- EXERCISE DESCRIPTION
Please repeat the data below exactly, with the pictures removed.

Website and app data records
────────────────

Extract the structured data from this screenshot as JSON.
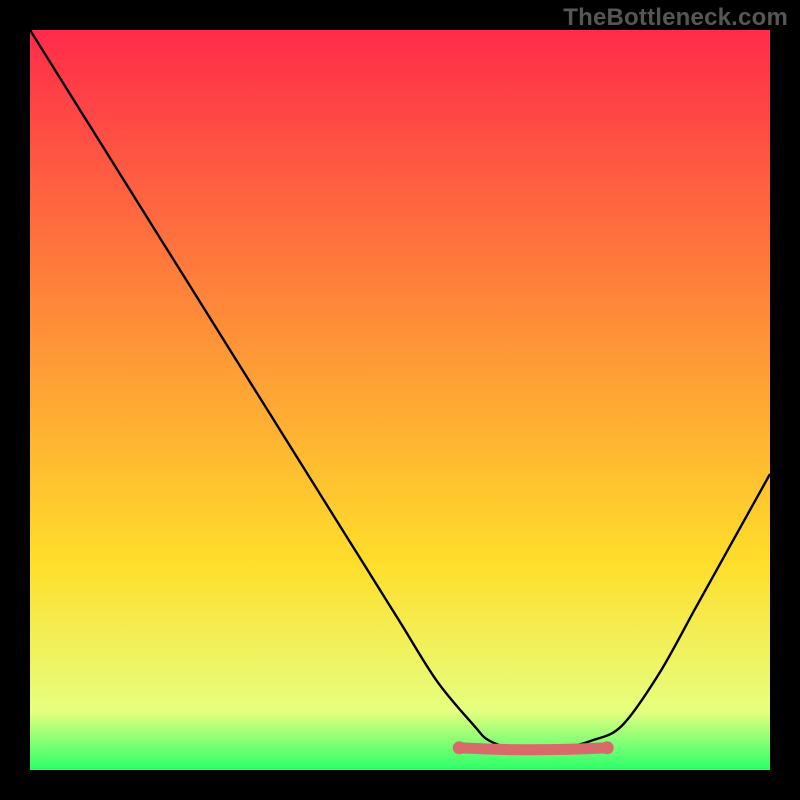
{
  "watermark": "TheBottleneck.com",
  "chart_data": {
    "type": "line",
    "title": "",
    "xlabel": "",
    "ylabel": "",
    "xlim": [
      0,
      100
    ],
    "ylim": [
      0,
      100
    ],
    "grid": false,
    "legend": "none",
    "background_gradient": {
      "top_color": "#ff2b4a",
      "mid_color": "#ffde2b",
      "bottom_color": "#2bff6a"
    },
    "series": [
      {
        "name": "curve",
        "color": "#000000",
        "x": [
          0,
          5,
          10,
          15,
          20,
          25,
          30,
          35,
          40,
          45,
          50,
          55,
          60,
          62,
          65,
          68,
          72,
          76,
          80,
          85,
          90,
          95,
          100
        ],
        "y": [
          100,
          92,
          84,
          76,
          68,
          60,
          52,
          44,
          36,
          28,
          20,
          12,
          6,
          4,
          3,
          3,
          3,
          4,
          6,
          13,
          22,
          31,
          40
        ]
      }
    ],
    "highlight": {
      "name": "bottleneck-range",
      "color": "#d86a6a",
      "x": [
        58,
        78
      ],
      "y": [
        3,
        3
      ]
    }
  }
}
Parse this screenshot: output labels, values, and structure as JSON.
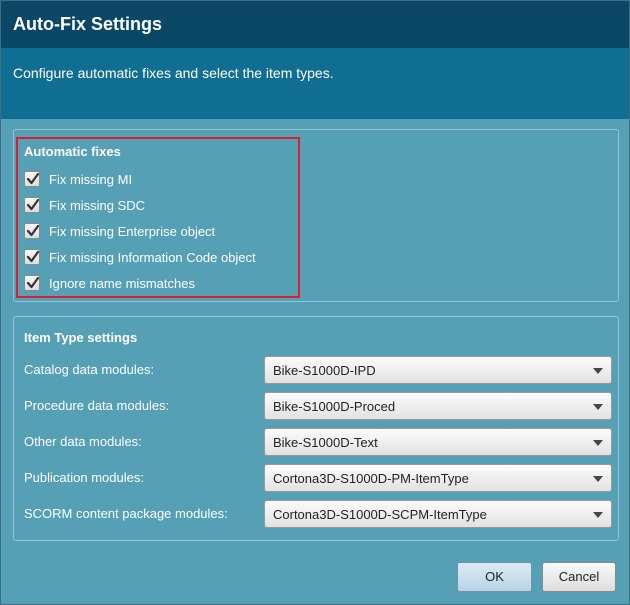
{
  "window": {
    "title": "Auto-Fix Settings"
  },
  "header": {
    "subtitle": "Configure automatic fixes and select the item types."
  },
  "automatic_fixes": {
    "title": "Automatic fixes",
    "items": [
      {
        "label": "Fix missing MI",
        "checked": true
      },
      {
        "label": "Fix missing SDC",
        "checked": true
      },
      {
        "label": "Fix missing Enterprise object",
        "checked": true
      },
      {
        "label": "Fix missing Information Code object",
        "checked": true
      },
      {
        "label": "Ignore name mismatches",
        "checked": true
      }
    ],
    "highlight_color": "#d8202f"
  },
  "item_type_settings": {
    "title": "Item Type settings",
    "fields": [
      {
        "label": "Catalog data modules:",
        "value": "Bike-S1000D-IPD"
      },
      {
        "label": "Procedure data modules:",
        "value": "Bike-S1000D-Proced"
      },
      {
        "label": "Other data modules:",
        "value": "Bike-S1000D-Text"
      },
      {
        "label": "Publication modules:",
        "value": "Cortona3D-S1000D-PM-ItemType"
      },
      {
        "label": "SCORM content package modules:",
        "value": "Cortona3D-S1000D-SCPM-ItemType"
      }
    ]
  },
  "buttons": {
    "ok": "OK",
    "cancel": "Cancel"
  },
  "colors": {
    "titlebar": "#0b4766",
    "header": "#0f6e92",
    "body": "#56a0b6"
  }
}
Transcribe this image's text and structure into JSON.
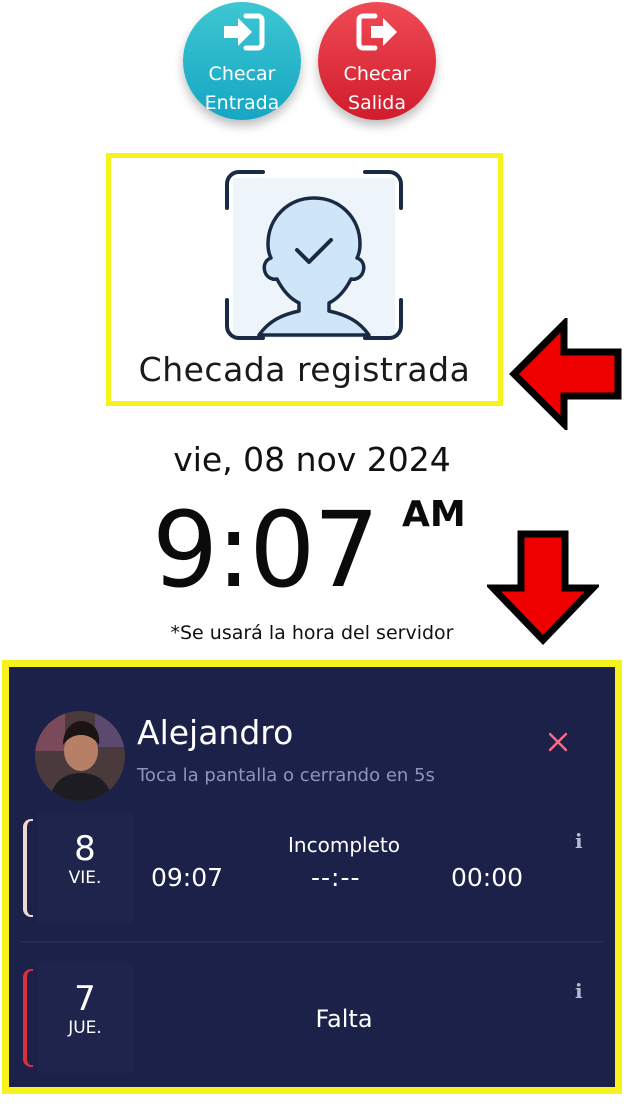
{
  "buttons": {
    "check_in": {
      "line1": "Checar",
      "line2": "Entrada",
      "color": "#1fb3c9"
    },
    "check_out": {
      "line1": "Checar",
      "line2": "Salida",
      "color": "#e0263a"
    }
  },
  "status": {
    "text": "Checada registrada"
  },
  "date": {
    "text": "vie, 08 nov 2024"
  },
  "clock": {
    "time": "9:07",
    "ampm": "AM"
  },
  "server_note": "*Se usará la hora del servidor",
  "panel": {
    "user_name": "Alejandro",
    "countdown": "Toca la pantalla o cerrando en 5s",
    "records": [
      {
        "day": "8",
        "weekday": "VIE.",
        "status": "Incompleto",
        "time_in": "09:07",
        "time_out": "--:--",
        "total": "00:00",
        "accent_color": "#f3d6d2"
      },
      {
        "day": "7",
        "weekday": "JUE.",
        "status": "Falta",
        "accent_color": "#d9313a"
      }
    ]
  },
  "colors": {
    "highlight": "#f5f21c",
    "panel_bg": "#1b2148",
    "arrow": "#ee0000"
  }
}
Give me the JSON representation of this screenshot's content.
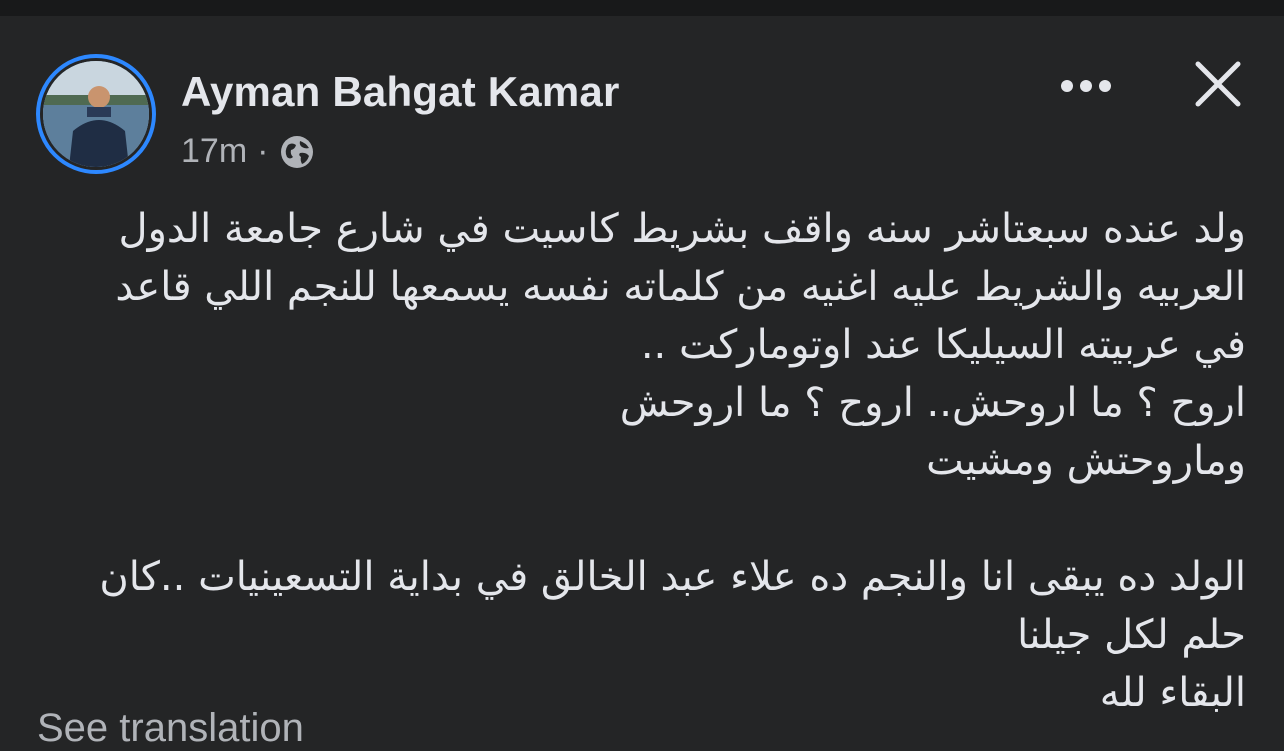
{
  "post": {
    "author": "Ayman Bahgat Kamar",
    "time": "17m",
    "separator": "·",
    "audience_icon": "globe-icon",
    "more_icon": "more-horizontal-icon",
    "close_icon": "close-icon",
    "body_lines": [
      "ولد عنده سبعتاشر سنه واقف بشريط كاسيت في شارع جامعة الدول",
      "العربيه والشريط عليه اغنيه من كلماته نفسه يسمعها للنجم  اللي قاعد",
      "في عربيته السيليكا عند اوتوماركت ..",
      "اروح ؟ ما اروحش.. اروح ؟ ما اروحش",
      "وماروحتش ومشيت",
      "",
      "الولد ده يبقى انا والنجم ده علاء عبد الخالق في بداية التسعينيات ..كان",
      "حلم لكل جيلنا",
      "البقاء لله"
    ],
    "see_translation": "See translation"
  },
  "colors": {
    "background": "#242526",
    "text_primary": "#e4e6eb",
    "text_secondary": "#b0b3b8",
    "avatar_ring": "#2d88ff"
  }
}
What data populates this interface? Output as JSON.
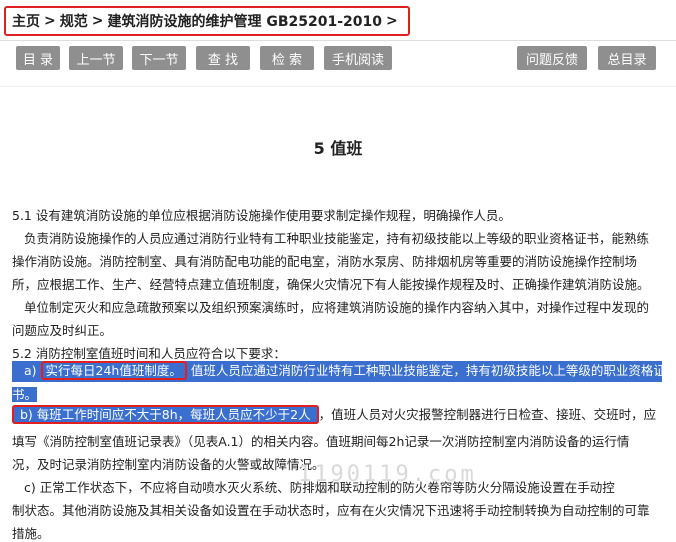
{
  "breadcrumb": {
    "home": "主页",
    "sep1": ">",
    "spec": "规范",
    "sep2": ">",
    "current": "建筑消防设施的维护管理 GB25201-2010",
    "sep3": ">"
  },
  "toolbar": {
    "toc": "目 录",
    "prev": "上一节",
    "next": "下一节",
    "find": "查 找",
    "search": "检 索",
    "mobile": "手机阅读",
    "feedback": "问题反馈",
    "index": "总目录"
  },
  "article": {
    "title": "5 值班",
    "p1": "5.1 设有建筑消防设施的单位应根据消防设施操作使用要求制定操作规程，明确操作人员。",
    "p2a": "负责消防设施操作的人员应通过消防行业特有工种职业技能鉴定，持有初级技能以上等级的职业资格证书，能熟练",
    "p2b": "操作消防设施。消防控制室、具有消防配电功能的配电室，消防水泵房、防排烟机房等重要的消防设施操作控制场",
    "p2c": "所，应根据工作、生产、经营特点建立值班制度，确保火灾情况下有人能按操作规程及时、正确操作建筑消防设施。",
    "p3a": "单位制定灭火和应急疏散预案以及组织预案演练时，应将建筑消防设施的操作内容纳入其中，对操作过程中发现的",
    "p3b": "问题应及时纠正。",
    "p4": "5.2 消防控制室值班时间和人员应符合以下要求：",
    "a_label": "a)",
    "a_box": "实行每日24h值班制度。",
    "a_rest": "值班人员应通过消防行业特有工种职业技能鉴定，持有初级技能以上等级的职业资格证",
    "a_end": "书。",
    "b_box": "b) 每班工作时间应不大于8h，每班人员应不少于2人",
    "b_rest": "，值班人员对火灾报警控制器进行日检查、接班、交班时，应",
    "b2": "填写《消防控制室值班记录表》（见表A.1）的相关内容。值班期间每2h记录一次消防控制室内消防设备的运行情",
    "b3": "况，及时记录消防控制室内消防设备的火警或故障情况。",
    "c1": "c) 正常工作状态下，不应将自动喷水灭火系统、防排烟和联动控制的防火卷帘等防火分隔设施设置在手动控",
    "c2": "制状态。其他消防设施及其相关设备如设置在手动状态时，应有在火灾情况下迅速将手动控制转换为自动控制的可靠",
    "c3": "措施。",
    "watermark": "1190119.com"
  },
  "colors": {
    "highlight": "#3a6fd0",
    "annotation": "#e02020",
    "button": "#8f8f8f"
  }
}
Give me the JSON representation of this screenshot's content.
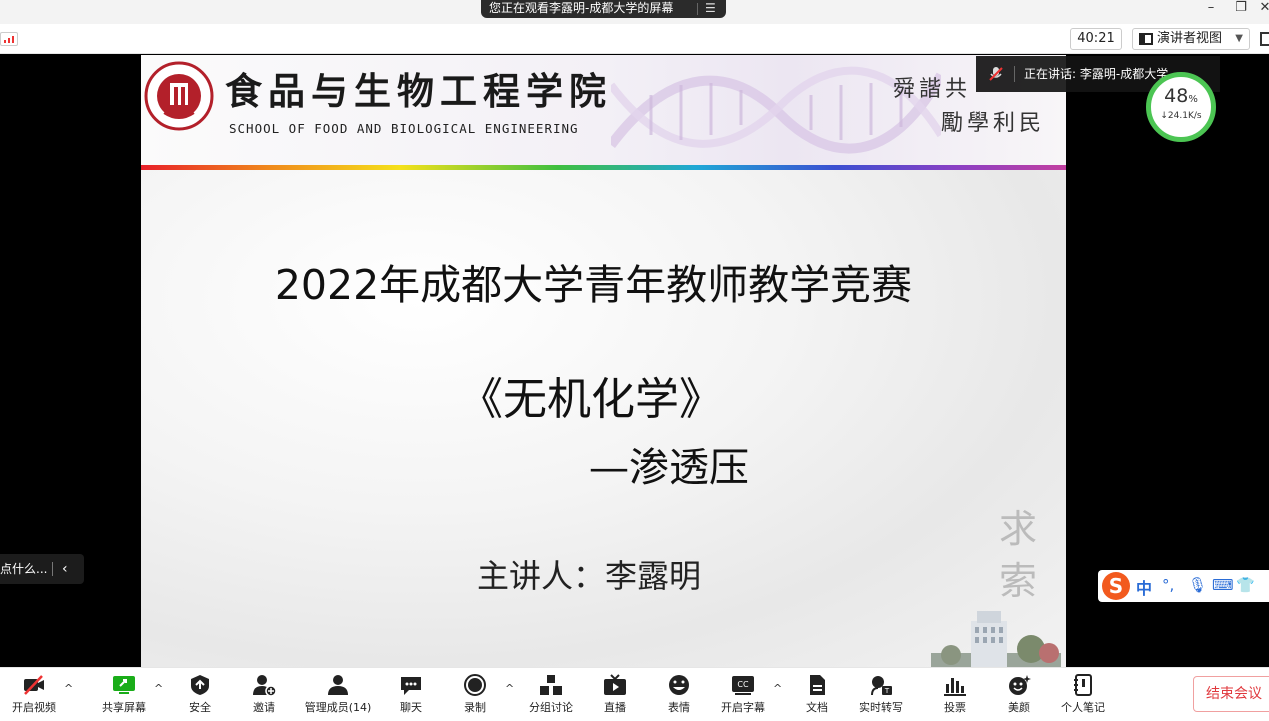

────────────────

- SOLUTION TO THIS EXERCISE
Extract the structured data from this screenshot as JSON.
{
  "watermark": "TheBottleneck.com",
  "chart_data": {
    "type": "line",
    "title": "",
    "xlabel": "",
    "ylabel": "",
    "xlim": [
      0,
      100
    ],
    "ylim": [
      0,
      100
    ],
    "grid": false,
    "legend": "none",
    "background_gradient": {
      "top_color": "#ff2b4a",
      "mid_color": "#ffde2b",
      "bottom_color": "#2bff6a"
    },
    "series": [
      {
        "name": "curve",
        "color": "#000000",
        "x": [
          0,
          5,
          10,
          15,
          20,
          25,
          30,
          35,
          40,
          45,
          50,
          55,
          60,
          62,
          65,
          68,
          72,
          76,
          80,
          85,
          90,
          95,
          100
        ],
        "y": [
          100,
          92,
          84,
          76,
          68,
          60,
          52,
          44,
          36,
          28,
          20,
          12,
          6,
          4,
          3,
          3,
          3,
          4,
          6,
          13,
          22,
          31,
          40
        ]
      }
    ],
    "highlight": {
      "name": "bottleneck-range",
      "color": "#d86a6a",
      "x": [
        58,
        78
      ],
      "y": [
        3,
        3
      ]
    }
  }
}
Parse this screenshot: output labels, values, and structure as JSON.
{
  "window": {
    "title": "Auto-Fix Settings"
  },
  "header": {
    "subtitle": "Configure automatic fixes and select the item types."
  },
  "automatic_fixes": {
    "title": "Automatic fixes",
    "items": [
      {
        "label": "Fix missing MI",
        "checked": true
      },
      {
        "label": "Fix missing SDC",
        "checked": true
      },
      {
        "label": "Fix missing Enterprise object",
        "checked": true
      },
      {
        "label": "Fix missing Information Code object",
        "checked": true
      },
      {
        "label": "Ignore name mismatches",
        "checked": true
      }
    ],
    "highlight_color": "#d8202f"
  },
  "item_type_settings": {
    "title": "Item Type settings",
    "fields": [
      {
        "label": "Catalog data modules:",
        "value": "Bike-S1000D-IPD"
      },
      {
        "label": "Procedure data modules:",
        "value": "Bike-S1000D-Proced"
      },
      {
        "label": "Other data modules:",
        "value": "Bike-S1000D-Text"
      },
      {
        "label": "Publication modules:",
        "value": "Cortona3D-S1000D-PM-ItemType"
      },
      {
        "label": "SCORM content package modules:",
        "value": "Cortona3D-S1000D-SCPM-ItemType"
      }
    ]
  },
  "buttons": {
    "ok": "OK",
    "cancel": "Cancel"
  },
  "colors": {
    "titlebar": "#0b4766",
    "header": "#0f6e92",
    "body": "#56a0b6"
  }
}
Transcribe this image's text and structure into JSON.
{
  "buttons": {
    "check_in": {
      "line1": "Checar",
      "line2": "Entrada",
      "color": "#1fb3c9"
    },
    "check_out": {
      "line1": "Checar",
      "line2": "Salida",
      "color": "#e0263a"
    }
  },
  "status": {
    "text": "Checada registrada"
  },
  "date": {
    "text": "vie, 08 nov 2024"
  },
  "clock": {
    "time": "9:07",
    "ampm": "AM"
  },
  "server_note": "*Se usará la hora del servidor",
  "panel": {
    "user_name": "Alejandro",
    "countdown": "Toca la pantalla o cerrando en 5s",
    "records": [
      {
        "day": "8",
        "weekday": "VIE.",
        "status": "Incompleto",
        "time_in": "09:07",
        "time_out": "--:--",
        "total": "00:00",
        "accent_color": "#f3d6d2"
      },
      {
        "day": "7",
        "weekday": "JUE.",
        "status": "Falta",
        "accent_color": "#d9313a"
      }
    ]
  },
  "colors": {
    "highlight": "#f5f21c",
    "panel_bg": "#1b2148",
    "arrow": "#ee0000"
  }
}
Give me the JSON representation of this screenshot's content.
{
  "post": {
    "author": "Ayman Bahgat Kamar",
    "time": "17m",
    "separator": "·",
    "audience_icon": "globe-icon",
    "more_icon": "more-horizontal-icon",
    "close_icon": "close-icon",
    "body_lines": [
      "ولد عنده سبعتاشر سنه واقف بشريط كاسيت في شارع جامعة الدول",
      "العربيه والشريط عليه اغنيه من كلماته نفسه يسمعها للنجم  اللي قاعد",
      "في عربيته السيليكا عند اوتوماركت ..",
      "اروح ؟ ما اروحش.. اروح ؟ ما اروحش",
      "وماروحتش ومشيت",
      "",
      "الولد ده يبقى انا والنجم ده علاء عبد الخالق في بداية التسعينيات ..كان",
      "حلم لكل جيلنا",
      "البقاء لله"
    ],
    "see_translation": "See translation"
  },
  "colors": {
    "background": "#242526",
    "text_primary": "#e4e6eb",
    "text_secondary": "#b0b3b8",
    "avatar_ring": "#2d88ff"
  }
}
What data populates this interface? Output as JSON.
{
  "breadcrumb": {
    "home": "主页",
    "sep1": ">",
    "spec": "规范",
    "sep2": ">",
    "current": "建筑消防设施的维护管理 GB25201-2010",
    "sep3": ">"
  },
  "toolbar": {
    "toc": "目 录",
    "prev": "上一节",
    "next": "下一节",
    "find": "查 找",
    "search": "检 索",
    "mobile": "手机阅读",
    "feedback": "问题反馈",
    "index": "总目录"
  },
  "article": {
    "title": "5 值班",
    "p1": "5.1 设有建筑消防设施的单位应根据消防设施操作使用要求制定操作规程，明确操作人员。",
    "p2a": "负责消防设施操作的人员应通过消防行业特有工种职业技能鉴定，持有初级技能以上等级的职业资格证书，能熟练",
    "p2b": "操作消防设施。消防控制室、具有消防配电功能的配电室，消防水泵房、防排烟机房等重要的消防设施操作控制场",
    "p2c": "所，应根据工作、生产、经营特点建立值班制度，确保火灾情况下有人能按操作规程及时、正确操作建筑消防设施。",
    "p3a": "单位制定灭火和应急疏散预案以及组织预案演练时，应将建筑消防设施的操作内容纳入其中，对操作过程中发现的",
    "p3b": "问题应及时纠正。",
    "p4": "5.2 消防控制室值班时间和人员应符合以下要求：",
    "a_label": "a)",
    "a_box": "实行每日24h值班制度。",
    "a_rest": "值班人员应通过消防行业特有工种职业技能鉴定，持有初级技能以上等级的职业资格证",
    "a_end": "书。",
    "b_box": "b) 每班工作时间应不大于8h，每班人员应不少于2人",
    "b_rest": "，值班人员对火灾报警控制器进行日检查、接班、交班时，应",
    "b2": "填写《消防控制室值班记录表》（见表A.1）的相关内容。值班期间每2h记录一次消防控制室内消防设备的运行情",
    "b3": "况，及时记录消防控制室内消防设备的火警或故障情况。",
    "c1": "c) 正常工作状态下，不应将自动喷水灭火系统、防排烟和联动控制的防火卷帘等防火分隔设施设置在手动控",
    "c2": "制状态。其他消防设施及其相关设备如设置在手动状态时，应有在火灾情况下迅速将手动控制转换为自动控制的可靠",
    "c3": "措施。",
    "watermark": "1190119.com"
  },
  "colors": {
    "highlight": "#3a6fd0",
    "annotation": "#e02020",
    "button": "#8f8f8f"
  }
}
Give me the JSON representation of this screenshot's content.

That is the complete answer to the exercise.